John Hartman is a painter and a storyteller. Ask him, and he’ll tell you about every detail in his paintings. Each pictorial element helps describe a place and the people connected to it. His latest body of work is focused on other Canadian storytellers and the places that are important to them.
“These are the most realistic paintings I can make”, says Hartman of his new portrait / landscape paintings. Realistic in this case is not the ‘realism’ of photography or renaissance perspective. These paintings are realistic in the sense that they express the character of people and their relationship to special places.
John Hartman explains Ian Brown, Go Home Bay. Photo: Mikael Sandblom
In the People and Place paintings, Hartman has painted the portraits of several Canadian writers including Ian Brown, David Adams Richards, Esi Edugyan, Lisa Moore, Linden MacIntyre, to name a few.

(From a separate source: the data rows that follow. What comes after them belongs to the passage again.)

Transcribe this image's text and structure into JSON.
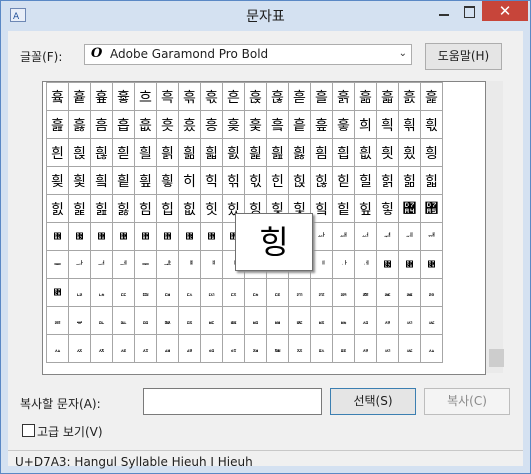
{
  "window": {
    "title": "문자표",
    "close_glyph": "✕"
  },
  "font": {
    "label": "글꼴(F):",
    "type_icon": "O",
    "selected": "Adobe Garamond Pro Bold",
    "arrow": "⌄"
  },
  "buttons": {
    "help": "도움말(H)",
    "select": "선택(S)",
    "copy": "복사(C)"
  },
  "copy_field": {
    "label": "복사할 문자(A):",
    "value": ""
  },
  "advanced": {
    "label": "고급 보기(V)",
    "checked": false
  },
  "magnifier": {
    "char": "힝"
  },
  "status": {
    "text": "U+D7A3: Hangul Syllable Hieuh I Hieuh"
  },
  "grid": {
    "rows": [
      [
        "흌",
        "흍",
        "흎",
        "흏",
        "흐",
        "흑",
        "흒",
        "흓",
        "흔",
        "흕",
        "흖",
        "흗",
        "흘",
        "흙",
        "흚",
        "흛",
        "흜",
        "흝"
      ],
      [
        "흞",
        "흟",
        "흠",
        "흡",
        "흢",
        "흣",
        "흤",
        "흥",
        "흦",
        "흧",
        "흨",
        "흩",
        "흪",
        "흫",
        "희",
        "흭",
        "흮",
        "흯"
      ],
      [
        "흰",
        "흱",
        "흲",
        "흳",
        "흴",
        "흵",
        "흶",
        "흷",
        "흸",
        "흹",
        "흺",
        "흻",
        "흼",
        "흽",
        "흾",
        "흿",
        "힀",
        "힁"
      ],
      [
        "힂",
        "힃",
        "힄",
        "힅",
        "힆",
        "힇",
        "히",
        "힉",
        "힊",
        "힋",
        "힌",
        "힍",
        "힎",
        "힏",
        "힐",
        "힑",
        "힒",
        "힓"
      ],
      [
        "힔",
        "힕",
        "힖",
        "힗",
        "힘",
        "힙",
        "힚",
        "힛",
        "힜",
        "힝",
        "힞",
        "힟",
        "힠",
        "힡",
        "힢",
        "힣",
        "힤",
        "힥"
      ],
      [
        "힦",
        "힧",
        "힨",
        "힩",
        "힪",
        "힫",
        "힬",
        "힭",
        "힮",
        "힯",
        "ힰ",
        "ힱ",
        "ힲ",
        "ힳ",
        "ힴ",
        "ힵ",
        "ힶ",
        "ힷ"
      ],
      [
        "ힸ",
        "ힹ",
        "ힺ",
        "ힻ",
        "ힼ",
        "ힽ",
        "ힾ",
        "ힿ",
        "ퟀ",
        "ퟁ",
        "ퟂ",
        "ퟃ",
        "ퟄ",
        "ퟅ",
        "ퟆ",
        "퟇",
        "퟈",
        "퟉"
      ],
      [
        "퟊",
        "ퟋ",
        "ퟌ",
        "ퟍ",
        "ퟎ",
        "ퟏ",
        "ퟐ",
        "ퟑ",
        "ퟒ",
        "ퟓ",
        "ퟔ",
        "ퟕ",
        "ퟖ",
        "ퟗ",
        "ퟘ",
        "ퟙ",
        "ퟚ",
        "ퟛ"
      ],
      [
        "ퟜ",
        "ퟝ",
        "ퟞ",
        "ퟟ",
        "ퟠ",
        "ퟡ",
        "ퟢ",
        "ퟣ",
        "ퟤ",
        "ퟥ",
        "ퟦ",
        "ퟧ",
        "ퟨ",
        "ퟩ",
        "ퟪ",
        "ퟫ",
        "ퟬ",
        "ퟭ"
      ],
      [
        "ퟮ",
        "ퟯ",
        "ퟰ",
        "ퟱ",
        "ퟲ",
        "ퟳ",
        "ퟴ",
        "ퟵ",
        "ퟶ",
        "ퟷ",
        "ퟸ",
        "ퟹ",
        "ퟺ",
        "ퟻ",
        "ퟫ",
        "ퟬ",
        "ퟭ",
        "ퟮ"
      ]
    ]
  }
}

Each author appears to float in the air above a landscape that Hartman has asked them to choose: a place that may not necessarily be their home town but inspires them and restores them.
John Hartman, Linden MacIntyre Above Little Judique Harbour, 2018, oil on linen, 60” x 66”. Courtesy of Nicholas Metivier Gallery
Hartman starts by documenting both his subject and their chosen place. A series of photos of the writer are lit from various angles to allow him to match the direction of light in the landscape. In addition to making sketches, he photographs the landscape location with a drone to get the aerial perspectives that are so pervasive in his work. He’s careful to record all the aspects of the place that are meaningful to his subject.
Hartman plans the painting with red outlines on the canvas. Typically, the view is from above, the horizon is in the upper quarter of the painting, and the figure is shown below the horizon. He distorts the landscape around the figure to emphasize important features, ensuring meaningful details are not hidden. In some paintings there are additional elements that float in the space behind the foreground figure such as the devil falling to earth in David Adams Richards above the Bartibog and Miramachi Rivers. Hartman works and rearranges this line drawing until he is satisfied with the composition and the narrative.
Detail from John Hartman, David Adams Richards above the Bartibog and Miramachi Rivers. Photo: Mikael Sandblom
Once he has finalized the composition the colours are applied. He paints in oils with energetic and expressive brushwork. He starts at the top of the canvas and works his way down, painting wet-on-wet allowing the colours to blend with the brushstrokes. Using the same colour palette in the figure and the background establishes a visual connection between the two. He’ll adjust tone and colour in the background to ensure there is always a clear edge between the figure and the landscape.
Detail from John Hartman, Lisa Moore Broad Cove. Photo: Mikael Sandblom
The figures are larger than life, brightly lit and delineated in broad brush strokes. Hartman likes to paint people older than 45 when “your face tells the whole story and you can’t pretend to be anyone other than who you are”. These are not always flattering portraits, but they express personality and mood. David Adams Richards looks out to the space behind us. Esi Edugyan looks upward and to the side. The impression is of deep thought, as though they have let their minds wander and fly out over the landscape of their imagination.
John Hartman, Esi Edugyan, Victoria, 2018, oil on linen, 48″ x 54″. Courtesy of Nicholas Metivier Gallery
Once a painting is completed, he sends a photo to the writer and asks them for a short text describing the place and its meaning. These companion texts have been mounted on the wall next to the paintings. The descriptions will appear on the facing page of each image in a book that is being planned in conjunction with a traveling museum exhibition, which is scheduled to start in November 2019.
Hartman sees his paintings as part of an effort to re-establish the narrative and descriptive role of painting that he feels was conceded to film and photography in the last century. He has been working on this project for three years and he feels that he’s found a direction that opens more possibilities the further he pursues it.
*Exhibition information: John Hartman, People and place, November 8 – December 8, 2018, Nicholas Metivier Gallery, 190 Richmond Street East, Toronto. Gallery hours: Tue – Fri, 10 am – 6 pm; Sat, 12 – 5 pm.